>>

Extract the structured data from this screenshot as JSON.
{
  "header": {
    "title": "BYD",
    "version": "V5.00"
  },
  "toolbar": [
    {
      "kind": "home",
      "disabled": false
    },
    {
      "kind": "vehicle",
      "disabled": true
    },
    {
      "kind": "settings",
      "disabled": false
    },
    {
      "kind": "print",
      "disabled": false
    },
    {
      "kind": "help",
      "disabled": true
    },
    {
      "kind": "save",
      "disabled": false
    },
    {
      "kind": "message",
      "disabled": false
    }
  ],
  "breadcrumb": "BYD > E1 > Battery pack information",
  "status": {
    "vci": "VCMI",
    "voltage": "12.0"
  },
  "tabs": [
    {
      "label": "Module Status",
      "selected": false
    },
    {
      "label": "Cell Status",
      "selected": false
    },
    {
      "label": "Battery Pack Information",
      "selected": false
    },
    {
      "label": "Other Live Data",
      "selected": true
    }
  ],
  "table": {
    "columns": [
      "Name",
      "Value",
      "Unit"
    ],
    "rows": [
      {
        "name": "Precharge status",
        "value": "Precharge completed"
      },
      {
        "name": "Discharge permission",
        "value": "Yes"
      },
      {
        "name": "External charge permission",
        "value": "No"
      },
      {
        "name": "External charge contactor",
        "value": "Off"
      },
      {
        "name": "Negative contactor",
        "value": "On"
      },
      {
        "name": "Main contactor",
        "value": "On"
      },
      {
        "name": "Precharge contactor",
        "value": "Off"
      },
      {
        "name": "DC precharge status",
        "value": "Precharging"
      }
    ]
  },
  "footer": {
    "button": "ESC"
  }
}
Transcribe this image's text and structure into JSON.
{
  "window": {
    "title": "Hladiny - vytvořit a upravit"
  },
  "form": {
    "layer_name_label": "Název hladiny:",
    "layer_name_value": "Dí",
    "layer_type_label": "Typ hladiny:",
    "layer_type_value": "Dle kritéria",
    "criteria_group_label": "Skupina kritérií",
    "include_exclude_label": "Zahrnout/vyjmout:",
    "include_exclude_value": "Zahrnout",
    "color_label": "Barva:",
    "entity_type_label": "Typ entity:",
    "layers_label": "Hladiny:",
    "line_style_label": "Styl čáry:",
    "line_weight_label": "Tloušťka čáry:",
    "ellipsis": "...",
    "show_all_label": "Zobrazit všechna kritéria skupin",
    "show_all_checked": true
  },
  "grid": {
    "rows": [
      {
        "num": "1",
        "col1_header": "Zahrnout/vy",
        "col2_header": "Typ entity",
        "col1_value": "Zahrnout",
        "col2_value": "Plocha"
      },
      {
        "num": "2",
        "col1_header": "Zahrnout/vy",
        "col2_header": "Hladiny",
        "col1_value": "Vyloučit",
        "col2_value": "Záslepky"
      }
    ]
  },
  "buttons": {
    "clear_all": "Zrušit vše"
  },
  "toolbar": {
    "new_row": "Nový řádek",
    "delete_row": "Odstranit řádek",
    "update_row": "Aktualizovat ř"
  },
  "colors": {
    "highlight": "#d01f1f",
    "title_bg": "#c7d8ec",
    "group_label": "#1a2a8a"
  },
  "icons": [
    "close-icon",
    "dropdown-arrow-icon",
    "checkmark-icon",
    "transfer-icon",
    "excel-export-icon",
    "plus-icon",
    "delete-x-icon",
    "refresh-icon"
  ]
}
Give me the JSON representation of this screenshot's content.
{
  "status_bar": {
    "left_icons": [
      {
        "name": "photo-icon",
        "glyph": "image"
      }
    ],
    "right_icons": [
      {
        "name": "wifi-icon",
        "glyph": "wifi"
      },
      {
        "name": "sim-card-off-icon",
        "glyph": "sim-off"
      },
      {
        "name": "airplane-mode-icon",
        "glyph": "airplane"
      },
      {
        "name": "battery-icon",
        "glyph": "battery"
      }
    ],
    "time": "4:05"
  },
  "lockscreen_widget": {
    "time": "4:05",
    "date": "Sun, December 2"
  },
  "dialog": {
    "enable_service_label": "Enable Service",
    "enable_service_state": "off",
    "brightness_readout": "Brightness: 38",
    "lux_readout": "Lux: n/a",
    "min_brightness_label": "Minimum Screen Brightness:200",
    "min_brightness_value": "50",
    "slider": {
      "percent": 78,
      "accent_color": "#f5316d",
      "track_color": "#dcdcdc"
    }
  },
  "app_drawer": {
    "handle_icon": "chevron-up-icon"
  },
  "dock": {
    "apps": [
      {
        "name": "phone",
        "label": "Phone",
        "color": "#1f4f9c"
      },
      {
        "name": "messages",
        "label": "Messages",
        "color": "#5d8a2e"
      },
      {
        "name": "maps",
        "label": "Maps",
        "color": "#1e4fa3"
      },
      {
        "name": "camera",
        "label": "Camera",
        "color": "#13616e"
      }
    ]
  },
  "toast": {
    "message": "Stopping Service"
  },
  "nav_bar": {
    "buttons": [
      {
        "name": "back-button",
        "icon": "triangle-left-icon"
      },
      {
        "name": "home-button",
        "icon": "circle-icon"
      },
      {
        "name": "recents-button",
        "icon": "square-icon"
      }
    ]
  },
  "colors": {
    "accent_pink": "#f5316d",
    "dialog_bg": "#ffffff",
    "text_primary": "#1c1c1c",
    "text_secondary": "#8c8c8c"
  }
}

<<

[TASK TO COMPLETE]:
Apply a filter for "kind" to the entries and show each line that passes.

[YOUR SOLUTION]:
      "kind": "home",
      "kind": "vehicle",
      "kind": "settings",
      "kind": "print",
      "kind": "help",
      "kind": "save",
      "kind": "message",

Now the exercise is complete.